Omit every picture, then return the listing verbatim.

- - - -

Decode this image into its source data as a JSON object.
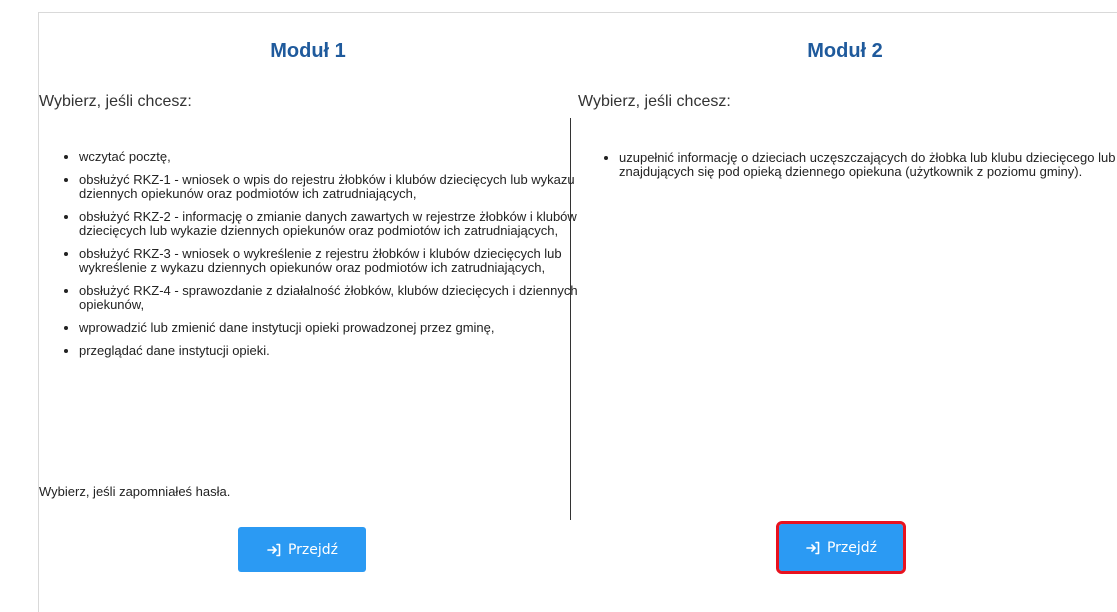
{
  "module1": {
    "title": "Moduł 1",
    "intro": "Wybierz, jeśli chcesz:",
    "items": [
      "wczytać pocztę,",
      "obsłużyć RKZ-1 - wniosek o wpis do rejestru żłobków i klubów dziecięcych lub wykazu dziennych opiekunów oraz podmiotów ich zatrudniających,",
      "obsłużyć RKZ-2 - informację o zmianie danych zawartych w rejestrze żłobków i klubów dziecięcych lub wykazie dziennych opiekunów oraz podmiotów ich zatrudniających,",
      "obsłużyć RKZ-3 - wniosek o wykreślenie z rejestru żłobków i klubów dziecięcych lub wykreślenie z wykazu dziennych opiekunów oraz podmiotów ich zatrudniających,",
      "obsłużyć RKZ-4 - sprawozdanie z działalność żłobków, klubów dziecięcych i dziennych opiekunów,",
      "wprowadzić lub zmienić dane instytucji opieki prowadzonej przez gminę,",
      "przeglądać dane instytucji opieki."
    ],
    "forgot": "Wybierz, jeśli zapomniałeś hasła.",
    "button_label": "Przejdź",
    "button_icon": "login-arrow-icon"
  },
  "module2": {
    "title": "Moduł 2",
    "intro": "Wybierz, jeśli chcesz:",
    "items": [
      "uzupełnić informację o dzieciach uczęszczających do żłobka lub klubu dziecięcego lub znajdujących się pod opieką dziennego opiekuna (użytkownik z poziomu gminy)."
    ],
    "button_label": "Przejdź",
    "button_icon": "login-arrow-icon",
    "button_highlighted": true
  },
  "colors": {
    "title": "#1f5a9c",
    "button": "#2b9af3",
    "highlight": "#e8121f"
  }
}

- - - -

TASK RESPONSE:
Decode this image into its source data as a JSON object.
{
  "module1": {
    "title": "Moduł 1",
    "intro": "Wybierz, jeśli chcesz:",
    "items": [
      "wczytać pocztę,",
      "obsłużyć RKZ-1 - wniosek o wpis do rejestru żłobków i klubów dziecięcych lub wykazu dziennych opiekunów oraz podmiotów ich zatrudniających,",
      "obsłużyć RKZ-2 - informację o zmianie danych zawartych w rejestrze żłobków i klubów dziecięcych lub wykazie dziennych opiekunów oraz podmiotów ich zatrudniających,",
      "obsłużyć RKZ-3 - wniosek o wykreślenie z rejestru żłobków i klubów dziecięcych lub wykreślenie z wykazu dziennych opiekunów oraz podmiotów ich zatrudniających,",
      "obsłużyć RKZ-4 - sprawozdanie z działalność żłobków, klubów dziecięcych i dziennych opiekunów,",
      "wprowadzić lub zmienić dane instytucji opieki prowadzonej przez gminę,",
      "przeglądać dane instytucji opieki."
    ],
    "forgot": "Wybierz, jeśli zapomniałeś hasła.",
    "button_label": "Przejdź",
    "button_icon": "login-arrow-icon"
  },
  "module2": {
    "title": "Moduł 2",
    "intro": "Wybierz, jeśli chcesz:",
    "items": [
      "uzupełnić informację o dzieciach uczęszczających do żłobka lub klubu dziecięcego lub znajdujących się pod opieką dziennego opiekuna (użytkownik z poziomu gminy)."
    ],
    "button_label": "Przejdź",
    "button_icon": "login-arrow-icon",
    "button_highlighted": true
  },
  "colors": {
    "title": "#1f5a9c",
    "button": "#2b9af3",
    "highlight": "#e8121f"
  }
}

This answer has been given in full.